Peer Computing: an architectural pattern for distributed computing in which there are two classes of nodes:
the primary nodes (called “Peers”) interact with each other as peers over symmetrical protocols; while
each secondary node (called “Client”) act as client of (typically) one Peer that acts as server with respect to the Client, communicating via a client-server protocol.
This is illustrated in the following diagram:
In this architecture, if a Client A3 wishes to communicate with another Client C4 that is associated with a different Peer, it communicates with its own Peer A, which then communicates with the other Clients’ Peer C, which then communicates with the destination Client C4.
This communication path is shown in red in the following diagram:
The client-server computing architecture is centered around one single special node (the Server node). All other nodes are Client nodes that depend on that single Server node and communicate with that server node with asymmetrical protocols.
This is today’s prevalent computing architecture across the industry.
In P2P Computing, there is only one class of node. All nodes are equal peers to each other, communicating directly with each other through symmetric protocols.
There are two major flavors of Peer Computing:
Homogeneous Peer Computing: while peer nodes may run different applications, all of those applications fundamentally do the same thing. Examples: Bittorrent or E-mail.
Heterogeneous Peer Computing: peer nodes run many different applications, including many with substantially different functionality. Example: the Fediverse with apps such as Mastodon (microblogging), Pixelfed (image sharing) and Lemmy (threaded discussions around bookmarked articles).
- The E-mail network largely implements a homogenous Peer Computing model. It uses the SMTP protocol in a symmetrical fashion so that any Peer may communicate with any other Peer in either direction. Most users interact with those Peers via client-server protocols such as IMAP, POP or TEST.
- The decentralized social media network known as the Fediverse is a largely heterogeneous Peer Computing network, connected with the Fediverse network stack centered around the ActivityPub server-to-server specification. Users interact with the network by going through their Peers from Clients, such as mobile phone Clients or web Clients, using client-server protocols such as the ActivityPub client-to-server spec, the Mastodon API or REST APIs.
- The decentralized communication network formed around the Matrix protocol follows the Peer Computing architecture in a similar way the Fediverse does.
There are others, including XMPP/Jabber and the IndieWeb around the WebMention and related protocols.
Why do we need the term “Peer Computing”?

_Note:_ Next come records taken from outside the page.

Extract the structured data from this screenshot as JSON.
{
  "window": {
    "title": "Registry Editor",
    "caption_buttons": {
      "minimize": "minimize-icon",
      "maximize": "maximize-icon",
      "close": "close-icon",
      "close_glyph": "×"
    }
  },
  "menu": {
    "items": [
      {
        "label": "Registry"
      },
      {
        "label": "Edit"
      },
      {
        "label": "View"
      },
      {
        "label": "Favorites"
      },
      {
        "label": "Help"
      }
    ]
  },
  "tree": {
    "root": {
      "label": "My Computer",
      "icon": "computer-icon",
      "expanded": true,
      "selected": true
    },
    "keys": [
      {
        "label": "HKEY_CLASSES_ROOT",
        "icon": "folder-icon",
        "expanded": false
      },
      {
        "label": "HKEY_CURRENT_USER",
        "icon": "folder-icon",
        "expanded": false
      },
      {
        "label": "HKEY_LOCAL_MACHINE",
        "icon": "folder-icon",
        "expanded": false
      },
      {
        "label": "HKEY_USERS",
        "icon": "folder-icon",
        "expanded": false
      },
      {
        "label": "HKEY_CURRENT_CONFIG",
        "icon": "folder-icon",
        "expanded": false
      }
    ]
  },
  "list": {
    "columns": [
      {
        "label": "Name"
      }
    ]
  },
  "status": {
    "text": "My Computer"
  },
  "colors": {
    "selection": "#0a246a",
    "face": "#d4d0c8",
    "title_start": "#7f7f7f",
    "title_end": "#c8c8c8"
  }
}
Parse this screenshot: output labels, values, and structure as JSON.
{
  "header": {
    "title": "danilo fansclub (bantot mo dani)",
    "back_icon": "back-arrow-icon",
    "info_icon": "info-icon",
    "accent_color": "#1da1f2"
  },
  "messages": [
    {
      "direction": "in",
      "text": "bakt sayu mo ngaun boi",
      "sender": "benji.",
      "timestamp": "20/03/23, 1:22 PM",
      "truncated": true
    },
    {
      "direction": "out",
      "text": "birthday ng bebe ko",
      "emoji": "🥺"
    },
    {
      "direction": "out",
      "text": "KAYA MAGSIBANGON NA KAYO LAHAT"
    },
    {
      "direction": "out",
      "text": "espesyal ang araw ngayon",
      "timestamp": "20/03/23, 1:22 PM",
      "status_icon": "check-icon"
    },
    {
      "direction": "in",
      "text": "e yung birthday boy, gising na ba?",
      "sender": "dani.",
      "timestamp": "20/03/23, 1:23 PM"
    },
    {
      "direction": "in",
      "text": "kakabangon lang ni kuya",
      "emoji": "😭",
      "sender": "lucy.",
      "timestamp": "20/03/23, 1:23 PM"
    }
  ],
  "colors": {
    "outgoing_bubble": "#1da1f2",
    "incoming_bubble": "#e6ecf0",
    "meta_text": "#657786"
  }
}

Today’s prevalent internet application architecture is a client-server architecture in which ever-larger servers, controlled by a small number of ever-larger and typically – to their users – unaccountable corporations, provide “walled-garden applications” to an ever-larger number of users. Examples include all large websites, from Facebook to Amazon.
This architecture, when deployed at scale, is known to have many undesirable properties, including:
Unilateral imposition of terms of service on users who often have no practical recourse.
Fostering of natural monopolies through network effects.
Unavoidable unwanted features, such as advertising, algorithmic manipulation or personal data collection.
Temptation of the server operator to extract as much economic value as possible from the users of the client nodes.
Inability for users and third-parties to freely innovate, as the gardens indeed are walled.
As a consequence, many developers and innovators are working, again, on alternate computing architectures that do not have these built-in downsides; or at the minimum, they have different tradeoffs.
The Peer Computing model outlined here is one such architecture that is used widely, such as in the dozens of apps constituting the Fediverse. It needs a name, so an architectural-level discussion of pros and cons can be had, irrespective of particular protocols such as ActivityPub, Matrix or SMTP. We propose Peer Computing.
- Many of the large internet platforms today are internally using the Peer Computing Architecture, for load distribution and availability reasons. However, they hide this fact from the outside world and appear as a single server, so from an architectural perspective, we must treat them as client-server architectures.
Who wrote this?
Feedback? Ping me on the Fediverse at @firstname.lastname@example.org.